● Task directions
The response must contain every line from the records below that has "name".
*** Opening Input material ***
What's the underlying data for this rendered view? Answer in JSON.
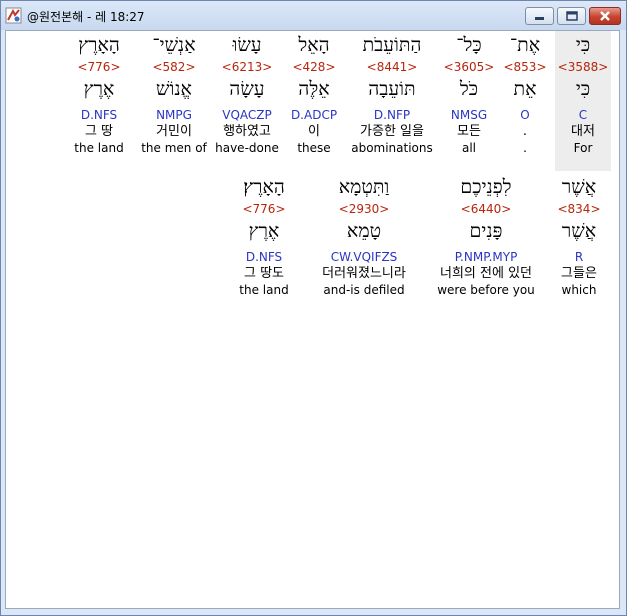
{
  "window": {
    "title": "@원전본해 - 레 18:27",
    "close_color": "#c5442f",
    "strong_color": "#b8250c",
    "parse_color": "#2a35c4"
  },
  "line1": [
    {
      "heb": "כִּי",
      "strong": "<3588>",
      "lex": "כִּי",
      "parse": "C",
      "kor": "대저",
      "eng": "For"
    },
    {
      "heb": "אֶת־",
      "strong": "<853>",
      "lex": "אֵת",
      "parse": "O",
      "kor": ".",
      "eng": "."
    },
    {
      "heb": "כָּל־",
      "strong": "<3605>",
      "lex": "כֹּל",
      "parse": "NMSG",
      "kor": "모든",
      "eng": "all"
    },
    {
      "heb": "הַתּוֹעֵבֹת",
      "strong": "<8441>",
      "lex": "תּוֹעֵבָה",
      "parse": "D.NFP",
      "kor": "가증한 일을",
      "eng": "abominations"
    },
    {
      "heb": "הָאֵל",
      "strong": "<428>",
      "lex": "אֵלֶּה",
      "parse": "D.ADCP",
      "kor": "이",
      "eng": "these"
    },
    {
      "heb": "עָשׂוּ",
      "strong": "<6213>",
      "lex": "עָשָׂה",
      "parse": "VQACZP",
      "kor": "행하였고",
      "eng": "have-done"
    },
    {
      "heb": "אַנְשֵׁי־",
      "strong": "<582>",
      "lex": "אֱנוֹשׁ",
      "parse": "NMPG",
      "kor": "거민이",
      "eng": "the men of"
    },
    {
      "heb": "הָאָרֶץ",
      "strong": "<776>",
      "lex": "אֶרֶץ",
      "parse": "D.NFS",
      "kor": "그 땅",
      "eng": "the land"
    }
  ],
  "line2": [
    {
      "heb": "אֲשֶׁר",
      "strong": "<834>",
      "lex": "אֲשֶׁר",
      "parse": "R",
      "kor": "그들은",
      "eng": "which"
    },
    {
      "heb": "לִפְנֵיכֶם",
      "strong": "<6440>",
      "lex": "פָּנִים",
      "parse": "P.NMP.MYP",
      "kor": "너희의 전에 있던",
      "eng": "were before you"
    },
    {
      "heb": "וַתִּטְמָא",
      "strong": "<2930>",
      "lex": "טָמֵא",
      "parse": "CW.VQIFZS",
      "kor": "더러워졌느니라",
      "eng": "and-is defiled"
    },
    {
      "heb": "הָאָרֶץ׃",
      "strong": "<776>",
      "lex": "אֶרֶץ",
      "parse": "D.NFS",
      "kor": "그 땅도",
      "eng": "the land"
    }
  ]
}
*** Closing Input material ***
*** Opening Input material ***
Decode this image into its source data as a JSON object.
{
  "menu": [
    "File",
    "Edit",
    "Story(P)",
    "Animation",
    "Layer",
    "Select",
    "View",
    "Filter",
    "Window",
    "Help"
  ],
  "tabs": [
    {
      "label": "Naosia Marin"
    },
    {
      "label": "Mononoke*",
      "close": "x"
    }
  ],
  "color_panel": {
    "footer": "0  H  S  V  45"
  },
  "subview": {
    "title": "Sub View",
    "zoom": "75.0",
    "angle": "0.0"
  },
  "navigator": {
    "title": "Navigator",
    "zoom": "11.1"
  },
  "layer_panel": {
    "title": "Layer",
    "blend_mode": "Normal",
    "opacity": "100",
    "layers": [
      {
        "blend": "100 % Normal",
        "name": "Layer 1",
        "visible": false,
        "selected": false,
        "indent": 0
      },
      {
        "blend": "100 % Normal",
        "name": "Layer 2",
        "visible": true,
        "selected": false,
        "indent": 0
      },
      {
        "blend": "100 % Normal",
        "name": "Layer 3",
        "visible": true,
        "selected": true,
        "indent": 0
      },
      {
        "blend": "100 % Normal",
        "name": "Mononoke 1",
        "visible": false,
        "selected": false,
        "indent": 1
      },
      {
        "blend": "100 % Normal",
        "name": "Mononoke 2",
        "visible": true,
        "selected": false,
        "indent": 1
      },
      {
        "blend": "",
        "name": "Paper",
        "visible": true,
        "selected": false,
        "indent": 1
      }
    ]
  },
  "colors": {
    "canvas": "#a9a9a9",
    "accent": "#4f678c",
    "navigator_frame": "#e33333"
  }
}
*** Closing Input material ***
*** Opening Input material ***
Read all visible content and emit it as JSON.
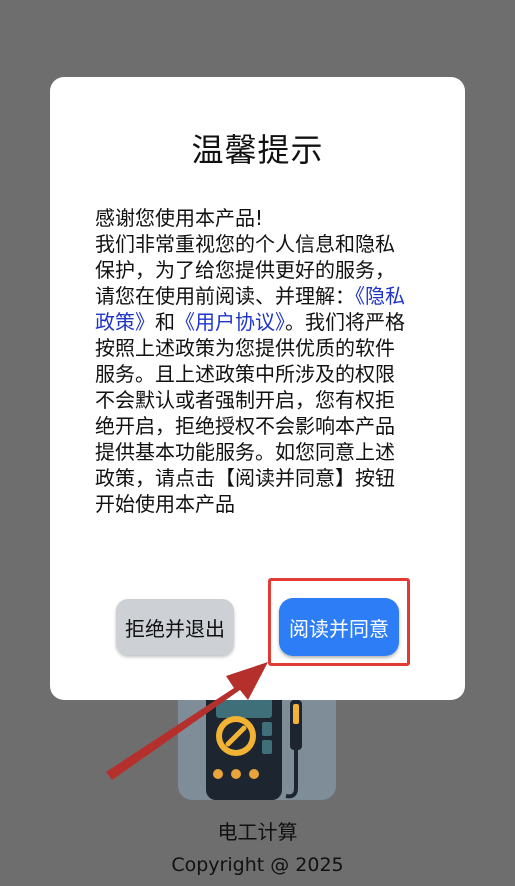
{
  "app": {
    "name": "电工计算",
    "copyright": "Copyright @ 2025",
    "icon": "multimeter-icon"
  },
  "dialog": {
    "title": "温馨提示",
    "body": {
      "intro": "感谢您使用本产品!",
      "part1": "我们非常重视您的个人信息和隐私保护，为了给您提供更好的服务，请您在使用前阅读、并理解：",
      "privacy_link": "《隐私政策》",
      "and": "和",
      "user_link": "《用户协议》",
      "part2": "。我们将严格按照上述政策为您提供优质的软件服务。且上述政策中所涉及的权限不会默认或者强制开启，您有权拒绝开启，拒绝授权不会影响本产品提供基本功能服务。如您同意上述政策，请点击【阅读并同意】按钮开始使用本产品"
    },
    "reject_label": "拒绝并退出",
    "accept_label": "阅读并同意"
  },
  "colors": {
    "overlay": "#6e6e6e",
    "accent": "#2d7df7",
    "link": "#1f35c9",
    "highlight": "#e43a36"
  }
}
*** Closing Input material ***
● Task result
        "name": "Layer 1",
        "name": "Layer 2",
        "name": "Layer 3",
        "name": "Mononoke 1",
        "name": "Mononoke 2",
        "name": "Paper",
    "name": "电工计算",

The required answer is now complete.